Premature ovarian failure refers to the loss of regular function of a woman’s ovaries before the age of 40. When the ovaries fail, they stop generating normal amounts of hormone estrogen or releasing eggs and in turn, infertility is a common end result.
With premature ovarian failure, women may have irregular periods or may even become pregnant. It is often associated with premature menopause, however, the difference is that women with premature menopause stop having periods and can’t get pregnant.
While the exact cause of premature ovarian failure remains unknown, restoring estrogen levels in women can help prevent further complications that can arise such as osteoporosis. Infertility, on the other hand, is more complicated matter and difficult to treat.
Common signs and symptoms of premature ovarian failure include:
- Irregular or skipped periods
- Hot flashes
- Night sweats
- Vaginal dryness
- Painful sexual intercourse
- Poor concentration
- Low sex drive
- Difficulty sleeping
Although the exact cause remains unknown, genetics and changes in a woman’s immune system seem to play a role in premature ovarian failure. These changes may include:
- Chromosomal defects: Certain genetic disorders are associated with premature ovarian failure such as Turner's syndrome, a condition in which a woman is born with only one X chromosome instead of the usual two.
- Chemotherapy and radiation therapy: Premature ovarian failure may result if genetic material in the cells becomes damaged due to toxin-induced treatments. Other toxins such as cigarette smoke, chemicals, and viruses may also trigger ovarian failure.
- Immune system disorders: If certain changes within the immune system start producing antibodies in which a woman’s body attacks its own ovarian tissue, the end result is damage to the egg.
- Unidentified factors: There are certain factors that remain unknown as to the exact underlying cause of premature ovarian failure. Further testing is often required.
Certain factors that increase the risk of developing premature ovarian failure include:
- Age (most common in women around the ages of 35-40)
- Having a family history of premature ovarian failure
Complications that can arise from premature ovarian failure include the following:
- Infertility: The inability to get pregnant

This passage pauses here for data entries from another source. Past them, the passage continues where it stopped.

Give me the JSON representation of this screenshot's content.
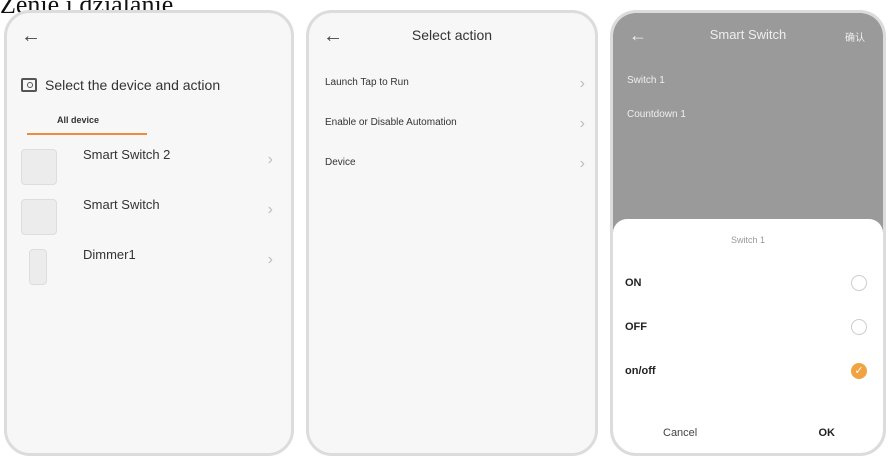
{
  "caption": "Zenie i dzialanie.",
  "screen1": {
    "title": "Select the device and action",
    "tab": "All device",
    "devices": [
      {
        "name": "Smart Switch 2"
      },
      {
        "name": "Smart Switch"
      },
      {
        "name": "Dimmer1"
      }
    ]
  },
  "screen2": {
    "title": "Select action",
    "actions": [
      {
        "label": "Launch Tap to Run"
      },
      {
        "label": "Enable or Disable Automation"
      },
      {
        "label": "Device"
      }
    ]
  },
  "screen3": {
    "title": "Smart Switch",
    "confirm_label": "确认",
    "rows": [
      "Switch 1",
      "Countdown 1"
    ],
    "sheet": {
      "title": "Switch 1",
      "options": [
        {
          "label": "ON",
          "selected": false
        },
        {
          "label": "OFF",
          "selected": false
        },
        {
          "label": "on/off",
          "selected": true
        }
      ],
      "cancel_label": "Cancel",
      "ok_label": "OK"
    }
  },
  "colors": {
    "accent": "#f08a3c",
    "selected": "#f0a340"
  },
  "icons": {
    "back": "back-arrow-icon",
    "chevron": "chevron-right-icon",
    "check": "check-icon"
  }
}
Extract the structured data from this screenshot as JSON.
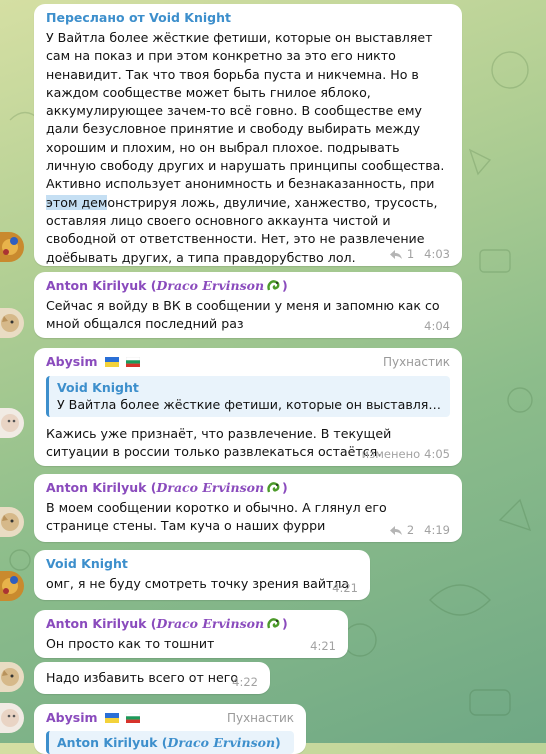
{
  "colors": {
    "accent_blue": "#3d8fcc",
    "name_purple": "#8a4bbd",
    "bubble": "#ffffff",
    "meta": "#a2a2a2",
    "highlight": "#c5dff3"
  },
  "messages": [
    {
      "forwarded_label": "Переслано от Void Knight",
      "text_before": "У Вайтла более жёсткие фетиши, которые он выставляет сам на показ и при этом конкретно за это его никто ненавидит. Так что твоя борьба пуста и никчемна. Но в каждом сообществе может быть гнилое яблоко, аккумулирующее зачем-то всё говно. В сообществе ему дали безусловное принятие и свободу выбирать между хорошим и плохим, но он выбрал плохое. подрывать личную свободу других и нарушать принципы сообщества. Активно использует анонимность и безнаказанность, при ",
      "text_highlight": "этом дем",
      "text_after": "онстрируя ложь, двуличие, ханжество, трусость, оставляя лицо своего основного аккаунта чистой и свободной от ответственности. Нет, это не развлечение доёбывать других, а типа правдорубство лол.",
      "replies": "1",
      "time": "4:03"
    },
    {
      "sender": "Anton Kirilyuk",
      "sender_alt": "Draco Ervinson",
      "text": "Сейчас я войду в ВК в сообщении у меня и запомню как со мной общался последний раз",
      "time": "4:04"
    },
    {
      "sender": "Abysim",
      "role": "Пухнастик",
      "quote_name": "Void Knight",
      "quote_text": "У Вайтла более жёсткие фетиши, которые он выставляет сам ...",
      "text": "Кажись уже признаёт, что развлечение. В текущей ситуации в россии только развлекаться остаётся.",
      "edited": "изменено",
      "time": "4:05"
    },
    {
      "sender": "Anton Kirilyuk",
      "sender_alt": "Draco Ervinson",
      "text": "В моем сообщении коротко и обычно. А глянул его странице стены. Там куча о наших фурри",
      "replies": "2",
      "time": "4:19"
    },
    {
      "sender": "Void Knight",
      "text": "омг, я не буду смотреть точку зрения вайтла",
      "time": "4:21"
    },
    {
      "sender": "Anton Kirilyuk",
      "sender_alt": "Draco Ervinson",
      "text": "Он просто как то тошнит",
      "time": "4:21"
    },
    {
      "text": "Надо избавить всего от него",
      "time": "4:22"
    },
    {
      "sender": "Abysim",
      "role": "Пухнастик",
      "quote_name": "Anton Kirilyuk",
      "quote_alt": "Draco Ervinson"
    }
  ]
}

- Osteoporosis: A condition that cause weak and brittle bones
- Depression or anxiety: Due to high risk of infertility and other complications, some women may experience mood changes such as depression and anxiety.
Treatment options for premature ovarian failure typically focus on the complications that can arise from estrogen deficiency.
Women often choose to pursue pregnancy through estrogen therapy or in vitro fertilization. It is also recommended that women who are trying to get pregnant take calcium and vitamin D supplements to help build the baby’s bone strength and teeth.
A more detailed description of treatment options for premature ovarian failure includes the following:
- Estrogen therapy: A medical procedure that involves adding certain female hormones (progesterone) to replace the ones the ovaries no longer produce (estrogen). The combination of hormones may cause vaginal bleeding again, but it won't restore ovarian function. Depending on a woman’s age and overall health condition, estrogen therapy has been associated with an increased risk of heart and blood vessel disease as well as breast cancer.
- Calcium and vitamin D supplements: Receiving both calcium and vitamin D are important for preventing osteoporosis, a condition that causes weak and brittle bones.
- In Vitro Fertilization: A process in which an egg is removed from the donor and is further fertilized by sperm outside the body, in vitro (in glass). The fertilized egg is then placed in a woman’s uterus. Medications are often recommended during this process in order to help balance the hormones to support the pregnancy.